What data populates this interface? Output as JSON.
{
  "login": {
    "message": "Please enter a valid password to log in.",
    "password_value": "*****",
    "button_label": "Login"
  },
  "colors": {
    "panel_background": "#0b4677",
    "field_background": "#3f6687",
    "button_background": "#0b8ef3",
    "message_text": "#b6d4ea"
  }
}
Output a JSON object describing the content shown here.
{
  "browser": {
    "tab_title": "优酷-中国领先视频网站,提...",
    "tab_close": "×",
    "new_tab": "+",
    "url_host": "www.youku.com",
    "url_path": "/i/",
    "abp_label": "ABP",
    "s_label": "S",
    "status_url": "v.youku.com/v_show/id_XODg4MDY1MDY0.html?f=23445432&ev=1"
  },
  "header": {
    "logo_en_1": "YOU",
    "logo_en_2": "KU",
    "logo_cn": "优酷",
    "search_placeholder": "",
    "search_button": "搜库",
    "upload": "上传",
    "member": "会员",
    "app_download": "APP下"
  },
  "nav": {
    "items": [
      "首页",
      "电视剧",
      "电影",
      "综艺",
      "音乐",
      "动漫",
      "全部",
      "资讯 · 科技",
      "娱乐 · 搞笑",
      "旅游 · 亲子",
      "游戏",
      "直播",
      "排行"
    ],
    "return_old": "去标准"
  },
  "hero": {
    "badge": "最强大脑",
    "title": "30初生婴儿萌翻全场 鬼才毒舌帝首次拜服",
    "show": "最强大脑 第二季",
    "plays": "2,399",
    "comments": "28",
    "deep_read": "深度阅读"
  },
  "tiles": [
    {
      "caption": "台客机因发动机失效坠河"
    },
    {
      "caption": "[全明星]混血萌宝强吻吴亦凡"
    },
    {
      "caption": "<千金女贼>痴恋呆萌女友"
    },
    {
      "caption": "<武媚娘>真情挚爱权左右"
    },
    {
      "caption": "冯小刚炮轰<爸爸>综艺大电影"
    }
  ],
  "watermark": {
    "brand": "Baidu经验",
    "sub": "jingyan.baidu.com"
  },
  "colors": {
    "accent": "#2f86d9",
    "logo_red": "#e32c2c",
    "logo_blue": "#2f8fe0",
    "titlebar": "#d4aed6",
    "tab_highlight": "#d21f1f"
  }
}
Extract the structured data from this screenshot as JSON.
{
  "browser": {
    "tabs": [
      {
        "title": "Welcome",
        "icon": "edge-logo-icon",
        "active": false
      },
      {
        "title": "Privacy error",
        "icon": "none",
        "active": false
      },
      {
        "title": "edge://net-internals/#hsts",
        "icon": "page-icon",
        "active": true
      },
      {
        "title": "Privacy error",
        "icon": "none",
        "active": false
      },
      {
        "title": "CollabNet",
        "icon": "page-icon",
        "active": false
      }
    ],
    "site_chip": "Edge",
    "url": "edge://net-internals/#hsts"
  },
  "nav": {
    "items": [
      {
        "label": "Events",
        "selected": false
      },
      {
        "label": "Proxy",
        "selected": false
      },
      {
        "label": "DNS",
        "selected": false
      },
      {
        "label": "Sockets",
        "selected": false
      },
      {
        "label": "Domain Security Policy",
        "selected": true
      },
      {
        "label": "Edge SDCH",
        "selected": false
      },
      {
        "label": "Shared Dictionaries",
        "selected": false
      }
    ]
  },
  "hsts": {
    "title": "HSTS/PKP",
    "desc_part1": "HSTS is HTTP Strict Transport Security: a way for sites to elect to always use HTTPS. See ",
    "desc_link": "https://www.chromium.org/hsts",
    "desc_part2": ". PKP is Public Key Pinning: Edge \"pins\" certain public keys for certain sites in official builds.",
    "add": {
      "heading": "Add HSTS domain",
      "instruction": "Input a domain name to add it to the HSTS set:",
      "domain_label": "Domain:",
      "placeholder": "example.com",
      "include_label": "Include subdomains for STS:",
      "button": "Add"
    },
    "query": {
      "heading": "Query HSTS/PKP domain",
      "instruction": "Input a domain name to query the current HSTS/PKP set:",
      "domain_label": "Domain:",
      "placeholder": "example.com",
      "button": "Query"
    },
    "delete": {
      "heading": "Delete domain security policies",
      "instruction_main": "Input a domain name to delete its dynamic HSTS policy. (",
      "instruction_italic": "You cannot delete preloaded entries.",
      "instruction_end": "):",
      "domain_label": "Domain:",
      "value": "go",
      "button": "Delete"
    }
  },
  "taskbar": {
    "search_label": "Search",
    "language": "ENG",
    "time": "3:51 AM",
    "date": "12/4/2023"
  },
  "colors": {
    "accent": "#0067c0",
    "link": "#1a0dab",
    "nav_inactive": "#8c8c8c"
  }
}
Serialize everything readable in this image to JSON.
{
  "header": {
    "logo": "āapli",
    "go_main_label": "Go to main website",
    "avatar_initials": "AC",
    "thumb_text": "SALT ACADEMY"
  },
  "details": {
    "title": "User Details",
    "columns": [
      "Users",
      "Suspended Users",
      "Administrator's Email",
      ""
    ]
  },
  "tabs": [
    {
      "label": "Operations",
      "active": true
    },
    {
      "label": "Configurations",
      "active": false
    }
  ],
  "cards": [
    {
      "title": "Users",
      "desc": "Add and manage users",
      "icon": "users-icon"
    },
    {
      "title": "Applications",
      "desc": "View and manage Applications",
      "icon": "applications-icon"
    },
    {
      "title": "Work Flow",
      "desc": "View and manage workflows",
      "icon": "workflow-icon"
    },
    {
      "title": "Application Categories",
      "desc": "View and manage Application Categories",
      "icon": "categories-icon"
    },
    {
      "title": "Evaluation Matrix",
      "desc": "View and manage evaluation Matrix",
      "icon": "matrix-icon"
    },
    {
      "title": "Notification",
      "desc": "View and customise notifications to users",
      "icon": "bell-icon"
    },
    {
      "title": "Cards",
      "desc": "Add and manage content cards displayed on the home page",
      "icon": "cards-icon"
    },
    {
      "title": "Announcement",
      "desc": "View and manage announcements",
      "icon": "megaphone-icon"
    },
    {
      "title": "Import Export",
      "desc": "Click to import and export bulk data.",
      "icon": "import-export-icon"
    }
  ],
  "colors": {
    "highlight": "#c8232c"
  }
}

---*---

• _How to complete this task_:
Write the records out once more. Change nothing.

• _Worked solution_:
What data populates this interface? Output as JSON.
{
  "login": {
    "message": "Please enter a valid password to log in.",
    "password_value": "*****",
    "button_label": "Login"
  },
  "colors": {
    "panel_background": "#0b4677",
    "field_background": "#3f6687",
    "button_background": "#0b8ef3",
    "message_text": "#b6d4ea"
  }
}
Output a JSON object describing the content shown here.
{
  "browser": {
    "tab_title": "优酷-中国领先视频网站,提...",
    "tab_close": "×",
    "new_tab": "+",
    "url_host": "www.youku.com",
    "url_path": "/i/",
    "abp_label": "ABP",
    "s_label": "S",
    "status_url": "v.youku.com/v_show/id_XODg4MDY1MDY0.html?f=23445432&ev=1"
  },
  "header": {
    "logo_en_1": "YOU",
    "logo_en_2": "KU",
    "logo_cn": "优酷",
    "search_placeholder": "",
    "search_button": "搜库",
    "upload": "上传",
    "member": "会员",
    "app_download": "APP下"
  },
  "nav": {
    "items": [
      "首页",
      "电视剧",
      "电影",
      "综艺",
      "音乐",
      "动漫",
      "全部",
      "资讯 · 科技",
      "娱乐 · 搞笑",
      "旅游 · 亲子",
      "游戏",
      "直播",
      "排行"
    ],
    "return_old": "去标准"
  },
  "hero": {
    "badge": "最强大脑",
    "title": "30初生婴儿萌翻全场 鬼才毒舌帝首次拜服",
    "show": "最强大脑 第二季",
    "plays": "2,399",
    "comments": "28",
    "deep_read": "深度阅读"
  },
  "tiles": [
    {
      "caption": "台客机因发动机失效坠河"
    },
    {
      "caption": "[全明星]混血萌宝强吻吴亦凡"
    },
    {
      "caption": "<千金女贼>痴恋呆萌女友"
    },
    {
      "caption": "<武媚娘>真情挚爱权左右"
    },
    {
      "caption": "冯小刚炮轰<爸爸>综艺大电影"
    }
  ],
  "watermark": {
    "brand": "Baidu经验",
    "sub": "jingyan.baidu.com"
  },
  "colors": {
    "accent": "#2f86d9",
    "logo_red": "#e32c2c",
    "logo_blue": "#2f8fe0",
    "titlebar": "#d4aed6",
    "tab_highlight": "#d21f1f"
  }
}
Extract the structured data from this screenshot as JSON.
{
  "browser": {
    "tabs": [
      {
        "title": "Welcome",
        "icon": "edge-logo-icon",
        "active": false
      },
      {
        "title": "Privacy error",
        "icon": "none",
        "active": false
      },
      {
        "title": "edge://net-internals/#hsts",
        "icon": "page-icon",
        "active": true
      },
      {
        "title": "Privacy error",
        "icon": "none",
        "active": false
      },
      {
        "title": "CollabNet",
        "icon": "page-icon",
        "active": false
      }
    ],
    "site_chip": "Edge",
    "url": "edge://net-internals/#hsts"
  },
  "nav": {
    "items": [
      {
        "label": "Events",
        "selected": false
      },
      {
        "label": "Proxy",
        "selected": false
      },
      {
        "label": "DNS",
        "selected": false
      },
      {
        "label": "Sockets",
        "selected": false
      },
      {
        "label": "Domain Security Policy",
        "selected": true
      },
      {
        "label": "Edge SDCH",
        "selected": false
      },
      {
        "label": "Shared Dictionaries",
        "selected": false
      }
    ]
  },
  "hsts": {
    "title": "HSTS/PKP",
    "desc_part1": "HSTS is HTTP Strict Transport Security: a way for sites to elect to always use HTTPS. See ",
    "desc_link": "https://www.chromium.org/hsts",
    "desc_part2": ". PKP is Public Key Pinning: Edge \"pins\" certain public keys for certain sites in official builds.",
    "add": {
      "heading": "Add HSTS domain",
      "instruction": "Input a domain name to add it to the HSTS set:",
      "domain_label": "Domain:",
      "placeholder": "example.com",
      "include_label": "Include subdomains for STS:",
      "button": "Add"
    },
    "query": {
      "heading": "Query HSTS/PKP domain",
      "instruction": "Input a domain name to query the current HSTS/PKP set:",
      "domain_label": "Domain:",
      "placeholder": "example.com",
      "button": "Query"
    },
    "delete": {
      "heading": "Delete domain security policies",
      "instruction_main": "Input a domain name to delete its dynamic HSTS policy. (",
      "instruction_italic": "You cannot delete preloaded entries.",
      "instruction_end": "):",
      "domain_label": "Domain:",
      "value": "go",
      "button": "Delete"
    }
  },
  "taskbar": {
    "search_label": "Search",
    "language": "ENG",
    "time": "3:51 AM",
    "date": "12/4/2023"
  },
  "colors": {
    "accent": "#0067c0",
    "link": "#1a0dab",
    "nav_inactive": "#8c8c8c"
  }
}
Serialize everything readable in this image to JSON.
{
  "header": {
    "logo": "āapli",
    "go_main_label": "Go to main website",
    "avatar_initials": "AC",
    "thumb_text": "SALT ACADEMY"
  },
  "details": {
    "title": "User Details",
    "columns": [
      "Users",
      "Suspended Users",
      "Administrator's Email",
      ""
    ]
  },
  "tabs": [
    {
      "label": "Operations",
      "active": true
    },
    {
      "label": "Configurations",
      "active": false
    }
  ],
  "cards": [
    {
      "title": "Users",
      "desc": "Add and manage users",
      "icon": "users-icon"
    },
    {
      "title": "Applications",
      "desc": "View and manage Applications",
      "icon": "applications-icon"
    },
    {
      "title": "Work Flow",
      "desc": "View and manage workflows",
      "icon": "workflow-icon"
    },
    {
      "title": "Application Categories",
      "desc": "View and manage Application Categories",
      "icon": "categories-icon"
    },
    {
      "title": "Evaluation Matrix",
      "desc": "View and manage evaluation Matrix",
      "icon": "matrix-icon"
    },
    {
      "title": "Notification",
      "desc": "View and customise notifications to users",
      "icon": "bell-icon"
    },
    {
      "title": "Cards",
      "desc": "Add and manage content cards displayed on the home page",
      "icon": "cards-icon"
    },
    {
      "title": "Announcement",
      "desc": "View and manage announcements",
      "icon": "megaphone-icon"
    },
    {
      "title": "Import Export",
      "desc": "Click to import and export bulk data.",
      "icon": "import-export-icon"
    }
  ],
  "colors": {
    "highlight": "#c8232c"
  }
}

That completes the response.